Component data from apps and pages
+ + + +

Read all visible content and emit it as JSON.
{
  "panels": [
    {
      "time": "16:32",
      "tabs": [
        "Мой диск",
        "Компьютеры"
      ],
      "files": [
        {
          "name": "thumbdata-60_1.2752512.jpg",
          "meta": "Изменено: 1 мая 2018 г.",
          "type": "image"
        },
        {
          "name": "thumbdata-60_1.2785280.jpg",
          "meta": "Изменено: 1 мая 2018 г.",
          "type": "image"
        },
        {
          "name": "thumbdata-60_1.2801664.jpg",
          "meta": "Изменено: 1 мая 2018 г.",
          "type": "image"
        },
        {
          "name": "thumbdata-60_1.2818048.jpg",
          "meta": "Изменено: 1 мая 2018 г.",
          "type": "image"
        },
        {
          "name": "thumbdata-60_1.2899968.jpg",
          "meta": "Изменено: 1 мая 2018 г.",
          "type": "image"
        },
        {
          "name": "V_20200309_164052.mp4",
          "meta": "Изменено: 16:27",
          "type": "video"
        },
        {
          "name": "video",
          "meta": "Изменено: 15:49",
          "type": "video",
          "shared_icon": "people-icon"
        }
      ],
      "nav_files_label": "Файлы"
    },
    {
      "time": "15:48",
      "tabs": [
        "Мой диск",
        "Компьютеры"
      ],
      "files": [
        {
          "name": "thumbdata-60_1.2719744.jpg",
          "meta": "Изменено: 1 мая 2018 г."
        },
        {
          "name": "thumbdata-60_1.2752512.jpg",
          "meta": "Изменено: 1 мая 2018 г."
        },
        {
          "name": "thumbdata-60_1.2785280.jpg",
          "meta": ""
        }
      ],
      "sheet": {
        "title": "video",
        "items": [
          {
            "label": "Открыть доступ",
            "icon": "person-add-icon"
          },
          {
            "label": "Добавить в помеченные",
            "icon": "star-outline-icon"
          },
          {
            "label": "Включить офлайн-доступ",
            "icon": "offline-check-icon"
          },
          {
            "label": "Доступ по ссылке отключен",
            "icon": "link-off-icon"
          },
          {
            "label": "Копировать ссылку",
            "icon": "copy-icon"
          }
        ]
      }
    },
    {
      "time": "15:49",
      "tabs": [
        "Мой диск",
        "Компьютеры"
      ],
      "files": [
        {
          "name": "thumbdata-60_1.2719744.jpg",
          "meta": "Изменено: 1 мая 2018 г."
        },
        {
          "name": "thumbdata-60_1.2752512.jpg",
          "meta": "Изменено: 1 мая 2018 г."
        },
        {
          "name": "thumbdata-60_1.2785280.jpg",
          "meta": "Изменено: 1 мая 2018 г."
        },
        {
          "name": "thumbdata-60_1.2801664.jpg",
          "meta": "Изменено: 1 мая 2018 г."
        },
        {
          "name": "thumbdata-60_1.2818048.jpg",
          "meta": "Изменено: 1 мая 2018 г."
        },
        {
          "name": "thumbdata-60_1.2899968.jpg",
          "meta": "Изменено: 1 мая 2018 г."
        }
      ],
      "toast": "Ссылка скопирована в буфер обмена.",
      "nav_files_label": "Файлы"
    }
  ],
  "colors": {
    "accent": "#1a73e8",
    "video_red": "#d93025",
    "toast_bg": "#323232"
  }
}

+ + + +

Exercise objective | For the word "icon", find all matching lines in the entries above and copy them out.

Solution to the exercise |
          "shared_icon": "people-icon"
            "icon": "person-add-icon"
            "icon": "star-outline-icon"
            "icon": "offline-check-icon"
            "icon": "link-off-icon"
            "icon": "copy-icon"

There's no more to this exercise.